**Study material:**
::::

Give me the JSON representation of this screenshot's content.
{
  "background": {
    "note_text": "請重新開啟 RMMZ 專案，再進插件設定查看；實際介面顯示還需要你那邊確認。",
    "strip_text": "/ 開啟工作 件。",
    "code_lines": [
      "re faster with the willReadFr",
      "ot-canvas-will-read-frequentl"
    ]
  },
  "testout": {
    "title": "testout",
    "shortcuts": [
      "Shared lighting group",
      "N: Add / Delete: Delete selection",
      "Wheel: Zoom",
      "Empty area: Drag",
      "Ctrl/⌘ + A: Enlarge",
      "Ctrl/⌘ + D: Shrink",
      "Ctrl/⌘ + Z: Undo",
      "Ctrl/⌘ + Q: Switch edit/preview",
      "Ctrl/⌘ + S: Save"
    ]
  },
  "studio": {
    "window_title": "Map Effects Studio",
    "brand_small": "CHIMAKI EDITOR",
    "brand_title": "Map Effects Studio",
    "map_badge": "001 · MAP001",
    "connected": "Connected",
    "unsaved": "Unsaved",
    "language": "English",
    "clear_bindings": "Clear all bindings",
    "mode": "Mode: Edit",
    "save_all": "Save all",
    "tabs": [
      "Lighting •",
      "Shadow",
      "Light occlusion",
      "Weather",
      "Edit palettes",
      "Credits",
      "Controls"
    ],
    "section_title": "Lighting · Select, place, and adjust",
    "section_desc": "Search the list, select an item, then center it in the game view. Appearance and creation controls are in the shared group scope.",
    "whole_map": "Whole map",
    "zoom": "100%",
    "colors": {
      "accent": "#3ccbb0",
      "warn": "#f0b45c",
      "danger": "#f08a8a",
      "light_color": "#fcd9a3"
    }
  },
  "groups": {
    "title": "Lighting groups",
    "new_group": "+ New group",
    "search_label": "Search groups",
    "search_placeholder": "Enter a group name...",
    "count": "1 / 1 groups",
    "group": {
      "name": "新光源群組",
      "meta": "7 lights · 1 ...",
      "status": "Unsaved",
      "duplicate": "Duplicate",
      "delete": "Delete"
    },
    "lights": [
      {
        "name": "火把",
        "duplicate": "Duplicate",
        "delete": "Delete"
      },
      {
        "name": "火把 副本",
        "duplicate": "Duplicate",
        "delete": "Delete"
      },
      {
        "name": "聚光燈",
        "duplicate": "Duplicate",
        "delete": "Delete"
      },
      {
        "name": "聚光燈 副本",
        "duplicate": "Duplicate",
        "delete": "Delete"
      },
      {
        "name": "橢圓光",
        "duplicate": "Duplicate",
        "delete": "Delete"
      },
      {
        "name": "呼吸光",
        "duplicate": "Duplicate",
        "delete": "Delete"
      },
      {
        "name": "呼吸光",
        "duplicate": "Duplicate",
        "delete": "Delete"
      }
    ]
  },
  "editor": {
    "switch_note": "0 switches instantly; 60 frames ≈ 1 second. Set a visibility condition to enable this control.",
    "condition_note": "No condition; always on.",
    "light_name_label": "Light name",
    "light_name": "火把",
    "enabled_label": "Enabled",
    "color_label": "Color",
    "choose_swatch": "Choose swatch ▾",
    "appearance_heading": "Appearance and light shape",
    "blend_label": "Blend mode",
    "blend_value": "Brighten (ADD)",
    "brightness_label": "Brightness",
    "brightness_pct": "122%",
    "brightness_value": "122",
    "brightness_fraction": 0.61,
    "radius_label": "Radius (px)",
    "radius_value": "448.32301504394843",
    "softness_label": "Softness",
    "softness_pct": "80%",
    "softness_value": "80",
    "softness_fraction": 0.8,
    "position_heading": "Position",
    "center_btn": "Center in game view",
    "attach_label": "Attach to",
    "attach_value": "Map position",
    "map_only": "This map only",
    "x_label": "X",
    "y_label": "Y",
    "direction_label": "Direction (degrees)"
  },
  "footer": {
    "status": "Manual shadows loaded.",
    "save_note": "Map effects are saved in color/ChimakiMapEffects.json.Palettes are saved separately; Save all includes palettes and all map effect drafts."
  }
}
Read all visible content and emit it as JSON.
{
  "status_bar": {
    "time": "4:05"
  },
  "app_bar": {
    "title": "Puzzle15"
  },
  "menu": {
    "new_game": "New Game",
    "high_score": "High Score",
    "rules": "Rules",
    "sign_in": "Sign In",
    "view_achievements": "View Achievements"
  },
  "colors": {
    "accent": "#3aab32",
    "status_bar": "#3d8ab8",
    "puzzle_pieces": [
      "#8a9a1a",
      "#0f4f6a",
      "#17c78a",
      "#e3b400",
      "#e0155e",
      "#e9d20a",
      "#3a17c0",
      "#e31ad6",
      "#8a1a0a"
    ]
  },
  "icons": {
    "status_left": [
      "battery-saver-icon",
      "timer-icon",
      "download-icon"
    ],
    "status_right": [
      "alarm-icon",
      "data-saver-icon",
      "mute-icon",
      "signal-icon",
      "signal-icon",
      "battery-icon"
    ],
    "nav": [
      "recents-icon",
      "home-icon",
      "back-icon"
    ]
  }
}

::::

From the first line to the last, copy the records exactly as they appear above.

**Exercise solution:**
Give me the JSON representation of this screenshot's content.
{
  "background": {
    "note_text": "請重新開啟 RMMZ 專案，再進插件設定查看；實際介面顯示還需要你那邊確認。",
    "strip_text": "/ 開啟工作 件。",
    "code_lines": [
      "re faster with the willReadFr",
      "ot-canvas-will-read-frequentl"
    ]
  },
  "testout": {
    "title": "testout",
    "shortcuts": [
      "Shared lighting group",
      "N: Add / Delete: Delete selection",
      "Wheel: Zoom",
      "Empty area: Drag",
      "Ctrl/⌘ + A: Enlarge",
      "Ctrl/⌘ + D: Shrink",
      "Ctrl/⌘ + Z: Undo",
      "Ctrl/⌘ + Q: Switch edit/preview",
      "Ctrl/⌘ + S: Save"
    ]
  },
  "studio": {
    "window_title": "Map Effects Studio",
    "brand_small": "CHIMAKI EDITOR",
    "brand_title": "Map Effects Studio",
    "map_badge": "001 · MAP001",
    "connected": "Connected",
    "unsaved": "Unsaved",
    "language": "English",
    "clear_bindings": "Clear all bindings",
    "mode": "Mode: Edit",
    "save_all": "Save all",
    "tabs": [
      "Lighting •",
      "Shadow",
      "Light occlusion",
      "Weather",
      "Edit palettes",
      "Credits",
      "Controls"
    ],
    "section_title": "Lighting · Select, place, and adjust",
    "section_desc": "Search the list, select an item, then center it in the game view. Appearance and creation controls are in the shared group scope.",
    "whole_map": "Whole map",
    "zoom": "100%",
    "colors": {
      "accent": "#3ccbb0",
      "warn": "#f0b45c",
      "danger": "#f08a8a",
      "light_color": "#fcd9a3"
    }
  },
  "groups": {
    "title": "Lighting groups",
    "new_group": "+ New group",
    "search_label": "Search groups",
    "search_placeholder": "Enter a group name...",
    "count": "1 / 1 groups",
    "group": {
      "name": "新光源群組",
      "meta": "7 lights · 1 ...",
      "status": "Unsaved",
      "duplicate": "Duplicate",
      "delete": "Delete"
    },
    "lights": [
      {
        "name": "火把",
        "duplicate": "Duplicate",
        "delete": "Delete"
      },
      {
        "name": "火把 副本",
        "duplicate": "Duplicate",
        "delete": "Delete"
      },
      {
        "name": "聚光燈",
        "duplicate": "Duplicate",
        "delete": "Delete"
      },
      {
        "name": "聚光燈 副本",
        "duplicate": "Duplicate",
        "delete": "Delete"
      },
      {
        "name": "橢圓光",
        "duplicate": "Duplicate",
        "delete": "Delete"
      },
      {
        "name": "呼吸光",
        "duplicate": "Duplicate",
        "delete": "Delete"
      },
      {
        "name": "呼吸光",
        "duplicate": "Duplicate",
        "delete": "Delete"
      }
    ]
  },
  "editor": {
    "switch_note": "0 switches instantly; 60 frames ≈ 1 second. Set a visibility condition to enable this control.",
    "condition_note": "No condition; always on.",
    "light_name_label": "Light name",
    "light_name": "火把",
    "enabled_label": "Enabled",
    "color_label": "Color",
    "choose_swatch": "Choose swatch ▾",
    "appearance_heading": "Appearance and light shape",
    "blend_label": "Blend mode",
    "blend_value": "Brighten (ADD)",
    "brightness_label": "Brightness",
    "brightness_pct": "122%",
    "brightness_value": "122",
    "brightness_fraction": 0.61,
    "radius_label": "Radius (px)",
    "radius_value": "448.32301504394843",
    "softness_label": "Softness",
    "softness_pct": "80%",
    "softness_value": "80",
    "softness_fraction": 0.8,
    "position_heading": "Position",
    "center_btn": "Center in game view",
    "attach_label": "Attach to",
    "attach_value": "Map position",
    "map_only": "This map only",
    "x_label": "X",
    "y_label": "Y",
    "direction_label": "Direction (degrees)"
  },
  "footer": {
    "status": "Manual shadows loaded.",
    "save_note": "Map effects are saved in color/ChimakiMapEffects.json.Palettes are saved separately; Save all includes palettes and all map effect drafts."
  }
}
Read all visible content and emit it as JSON.
{
  "status_bar": {
    "time": "4:05"
  },
  "app_bar": {
    "title": "Puzzle15"
  },
  "menu": {
    "new_game": "New Game",
    "high_score": "High Score",
    "rules": "Rules",
    "sign_in": "Sign In",
    "view_achievements": "View Achievements"
  },
  "colors": {
    "accent": "#3aab32",
    "status_bar": "#3d8ab8",
    "puzzle_pieces": [
      "#8a9a1a",
      "#0f4f6a",
      "#17c78a",
      "#e3b400",
      "#e0155e",
      "#e9d20a",
      "#3a17c0",
      "#e31ad6",
      "#8a1a0a"
    ]
  },
  "icons": {
    "status_left": [
      "battery-saver-icon",
      "timer-icon",
      "download-icon"
    ],
    "status_right": [
      "alarm-icon",
      "data-saver-icon",
      "mute-icon",
      "signal-icon",
      "signal-icon",
      "battery-icon"
    ],
    "nav": [
      "recents-icon",
      "home-icon",
      "back-icon"
    ]
  }
}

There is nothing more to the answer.